◆ To do
Please restate the records that follow exactly, skipping their images.
##### Data to use #####
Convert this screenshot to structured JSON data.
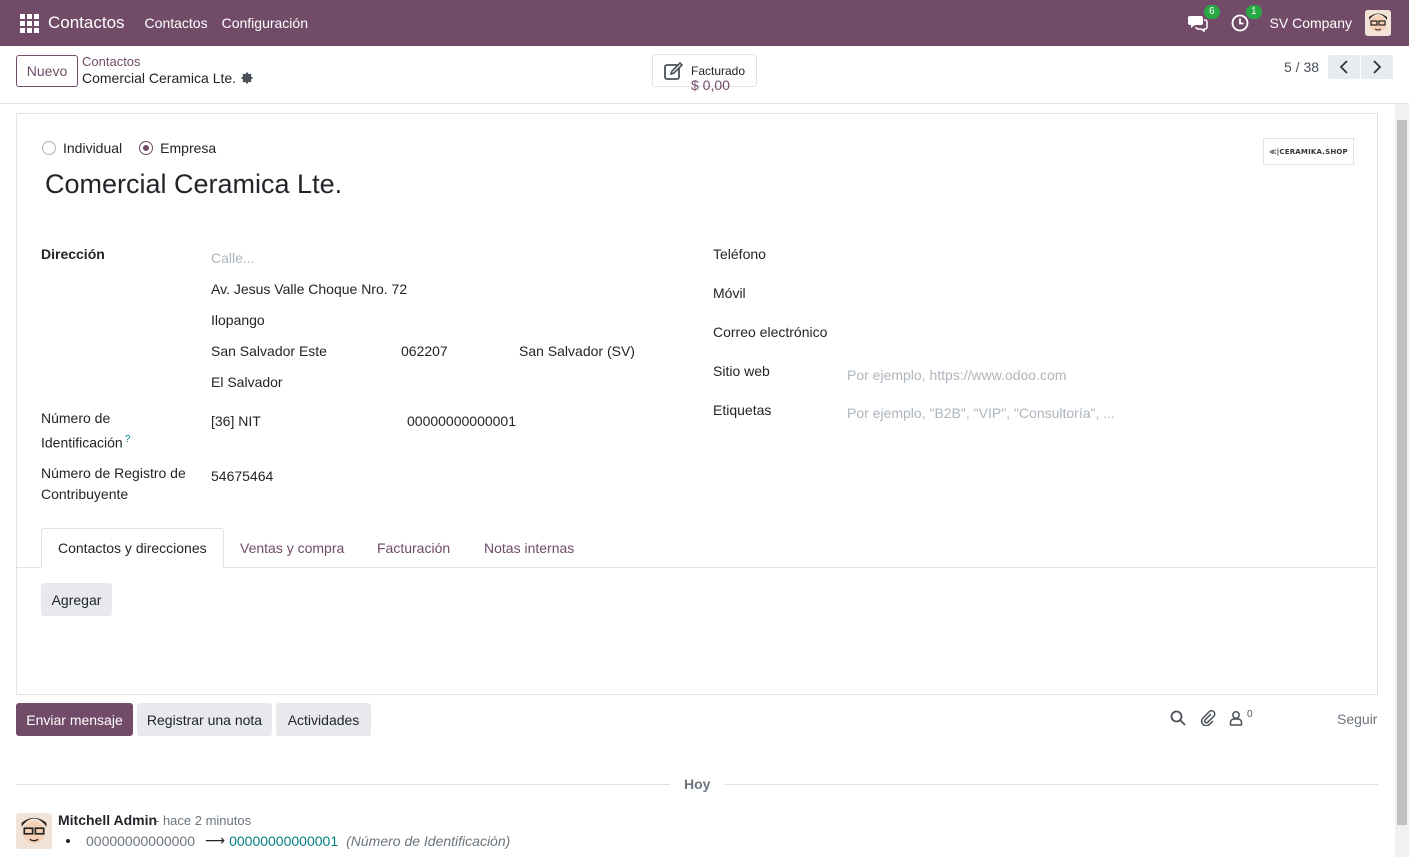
{
  "navbar": {
    "app_name": "Contactos",
    "menus": [
      "Contactos",
      "Configuración"
    ],
    "messages_count": "6",
    "activities_count": "1",
    "company": "SV Company"
  },
  "control": {
    "new_label": "Nuevo",
    "breadcrumb_parent": "Contactos",
    "breadcrumb_current": "Comercial Ceramica Lte.",
    "stat_label": "Facturado",
    "stat_value": "$ 0,00",
    "pager": "5 / 38"
  },
  "form": {
    "type_options": [
      "Individual",
      "Empresa"
    ],
    "selected_type": "Empresa",
    "logo_text": "≪|CERAMIKA.SHOP",
    "name": "Comercial Ceramica Lte.",
    "address": {
      "label": "Dirección",
      "street_placeholder": "Calle...",
      "street2": "Av. Jesus Valle Choque Nro. 72",
      "city": "Ilopango",
      "state": "San Salvador Este",
      "zip": "062207",
      "state2": "San Salvador (SV)",
      "country": "El Salvador"
    },
    "id_number": {
      "label_line1": "Número de",
      "label_line2": "Identificación",
      "help": "?",
      "type": "[36] NIT",
      "value": "00000000000001"
    },
    "tax_reg": {
      "label_line1": "Número de Registro de",
      "label_line2": "Contribuyente",
      "value": "54675464"
    },
    "right": {
      "phone_label": "Teléfono",
      "mobile_label": "Móvil",
      "email_label": "Correo electrónico",
      "website_label": "Sitio web",
      "website_placeholder": "Por ejemplo, https://www.odoo.com",
      "tags_label": "Etiquetas",
      "tags_placeholder": "Por ejemplo, \"B2B\", \"VIP\", \"Consultoría\", ..."
    },
    "tabs": [
      "Contactos y direcciones",
      "Ventas y compra",
      "Facturación",
      "Notas internas"
    ],
    "add_label": "Agregar"
  },
  "chatter": {
    "send_message": "Enviar mensaje",
    "log_note": "Registrar una nota",
    "activities": "Actividades",
    "followers_count": "0",
    "follow": "Seguir",
    "today": "Hoy",
    "message": {
      "author": "Mitchell Admin",
      "time": "- hace 2 minutos",
      "old_value": "00000000000000",
      "arrow": "⟶",
      "new_value": "00000000000001",
      "field": "(Número de Identificación)"
    }
  },
  "colors": {
    "brand": "#714B67",
    "link_teal": "#017e84",
    "badge_green": "#28a745"
  }
}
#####
◆ Answer to this exercise
Convert this screenshot to structured JSON data.
{
  "navbar": {
    "app_name": "Contactos",
    "menus": [
      "Contactos",
      "Configuración"
    ],
    "messages_count": "6",
    "activities_count": "1",
    "company": "SV Company"
  },
  "control": {
    "new_label": "Nuevo",
    "breadcrumb_parent": "Contactos",
    "breadcrumb_current": "Comercial Ceramica Lte.",
    "stat_label": "Facturado",
    "stat_value": "$ 0,00",
    "pager": "5 / 38"
  },
  "form": {
    "type_options": [
      "Individual",
      "Empresa"
    ],
    "selected_type": "Empresa",
    "logo_text": "≪|CERAMIKA.SHOP",
    "name": "Comercial Ceramica Lte.",
    "address": {
      "label": "Dirección",
      "street_placeholder": "Calle...",
      "street2": "Av. Jesus Valle Choque Nro. 72",
      "city": "Ilopango",
      "state": "San Salvador Este",
      "zip": "062207",
      "state2": "San Salvador (SV)",
      "country": "El Salvador"
    },
    "id_number": {
      "label_line1": "Número de",
      "label_line2": "Identificación",
      "help": "?",
      "type": "[36] NIT",
      "value": "00000000000001"
    },
    "tax_reg": {
      "label_line1": "Número de Registro de",
      "label_line2": "Contribuyente",
      "value": "54675464"
    },
    "right": {
      "phone_label": "Teléfono",
      "mobile_label": "Móvil",
      "email_label": "Correo electrónico",
      "website_label": "Sitio web",
      "website_placeholder": "Por ejemplo, https://www.odoo.com",
      "tags_label": "Etiquetas",
      "tags_placeholder": "Por ejemplo, \"B2B\", \"VIP\", \"Consultoría\", ..."
    },
    "tabs": [
      "Contactos y direcciones",
      "Ventas y compra",
      "Facturación",
      "Notas internas"
    ],
    "add_label": "Agregar"
  },
  "chatter": {
    "send_message": "Enviar mensaje",
    "log_note": "Registrar una nota",
    "activities": "Actividades",
    "followers_count": "0",
    "follow": "Seguir",
    "today": "Hoy",
    "message": {
      "author": "Mitchell Admin",
      "time": "- hace 2 minutos",
      "old_value": "00000000000000",
      "arrow": "⟶",
      "new_value": "00000000000001",
      "field": "(Número de Identificación)"
    }
  },
  "colors": {
    "brand": "#714B67",
    "link_teal": "#017e84",
    "badge_green": "#28a745"
  }
}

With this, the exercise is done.